Activity — Lines from the one containing "What data populates" to the end of the data below are to be restated exactly, with both ends included and nothing else.
┄┄┄┄┄┄┄┄┄┄
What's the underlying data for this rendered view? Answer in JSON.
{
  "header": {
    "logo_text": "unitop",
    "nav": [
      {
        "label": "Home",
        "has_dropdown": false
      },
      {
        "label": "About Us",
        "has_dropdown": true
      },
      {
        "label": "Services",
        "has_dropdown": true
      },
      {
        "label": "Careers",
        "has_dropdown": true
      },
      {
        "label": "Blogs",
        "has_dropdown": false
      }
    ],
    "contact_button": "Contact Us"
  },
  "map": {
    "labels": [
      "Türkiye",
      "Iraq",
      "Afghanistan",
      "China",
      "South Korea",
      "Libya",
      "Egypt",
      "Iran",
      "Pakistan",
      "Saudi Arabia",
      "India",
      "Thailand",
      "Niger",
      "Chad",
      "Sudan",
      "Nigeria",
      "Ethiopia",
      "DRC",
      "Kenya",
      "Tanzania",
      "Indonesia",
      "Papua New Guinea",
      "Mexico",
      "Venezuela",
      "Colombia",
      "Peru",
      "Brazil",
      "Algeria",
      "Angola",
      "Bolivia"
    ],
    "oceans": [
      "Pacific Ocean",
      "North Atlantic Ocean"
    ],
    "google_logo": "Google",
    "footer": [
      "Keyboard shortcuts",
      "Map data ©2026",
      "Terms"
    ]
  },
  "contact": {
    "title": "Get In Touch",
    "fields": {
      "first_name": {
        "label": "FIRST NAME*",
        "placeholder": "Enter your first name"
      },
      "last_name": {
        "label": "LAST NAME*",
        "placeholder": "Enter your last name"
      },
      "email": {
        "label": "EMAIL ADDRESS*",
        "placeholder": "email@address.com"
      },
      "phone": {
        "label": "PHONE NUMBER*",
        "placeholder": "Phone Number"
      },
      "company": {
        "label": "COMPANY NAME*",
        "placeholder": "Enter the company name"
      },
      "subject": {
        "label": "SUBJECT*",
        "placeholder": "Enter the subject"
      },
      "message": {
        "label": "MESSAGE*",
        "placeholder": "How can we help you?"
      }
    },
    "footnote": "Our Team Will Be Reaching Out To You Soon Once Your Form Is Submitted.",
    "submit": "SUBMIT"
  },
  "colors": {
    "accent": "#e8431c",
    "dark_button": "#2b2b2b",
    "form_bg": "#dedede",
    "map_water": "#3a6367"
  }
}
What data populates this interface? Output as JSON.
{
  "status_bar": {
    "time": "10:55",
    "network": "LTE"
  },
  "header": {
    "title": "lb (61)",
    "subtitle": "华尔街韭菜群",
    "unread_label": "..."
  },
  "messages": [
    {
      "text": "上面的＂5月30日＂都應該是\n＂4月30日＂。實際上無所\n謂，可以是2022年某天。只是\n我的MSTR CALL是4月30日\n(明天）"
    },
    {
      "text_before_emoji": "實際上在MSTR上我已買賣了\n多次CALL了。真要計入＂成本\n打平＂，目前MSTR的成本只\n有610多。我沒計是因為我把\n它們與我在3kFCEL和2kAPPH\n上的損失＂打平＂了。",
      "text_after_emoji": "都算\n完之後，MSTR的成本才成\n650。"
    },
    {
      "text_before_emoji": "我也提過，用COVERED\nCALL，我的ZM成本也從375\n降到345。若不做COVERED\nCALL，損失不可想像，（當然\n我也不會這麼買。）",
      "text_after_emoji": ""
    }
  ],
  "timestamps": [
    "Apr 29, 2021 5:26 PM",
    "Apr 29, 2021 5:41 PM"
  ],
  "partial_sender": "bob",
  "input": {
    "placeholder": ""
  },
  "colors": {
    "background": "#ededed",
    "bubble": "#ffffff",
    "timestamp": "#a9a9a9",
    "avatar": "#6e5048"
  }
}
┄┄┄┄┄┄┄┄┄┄
Response to this exercise —
What data populates this interface? Output as JSON.
{
  "status_bar": {
    "time": "10:55",
    "network": "LTE"
  },
  "header": {
    "title": "lb (61)",
    "subtitle": "华尔街韭菜群",
    "unread_label": "..."
  },
  "messages": [
    {
      "text": "上面的＂5月30日＂都應該是\n＂4月30日＂。實際上無所\n謂，可以是2022年某天。只是\n我的MSTR CALL是4月30日\n(明天）"
    },
    {
      "text_before_emoji": "實際上在MSTR上我已買賣了\n多次CALL了。真要計入＂成本\n打平＂，目前MSTR的成本只\n有610多。我沒計是因為我把\n它們與我在3kFCEL和2kAPPH\n上的損失＂打平＂了。",
      "text_after_emoji": "都算\n完之後，MSTR的成本才成\n650。"
    },
    {
      "text_before_emoji": "我也提過，用COVERED\nCALL，我的ZM成本也從375\n降到345。若不做COVERED\nCALL，損失不可想像，（當然\n我也不會這麼買。）",
      "text_after_emoji": ""
    }
  ],
  "timestamps": [
    "Apr 29, 2021 5:26 PM",
    "Apr 29, 2021 5:41 PM"
  ],
  "partial_sender": "bob",
  "input": {
    "placeholder": ""
  },
  "colors": {
    "background": "#ededed",
    "bubble": "#ffffff",
    "timestamp": "#a9a9a9",
    "avatar": "#6e5048"
  }
}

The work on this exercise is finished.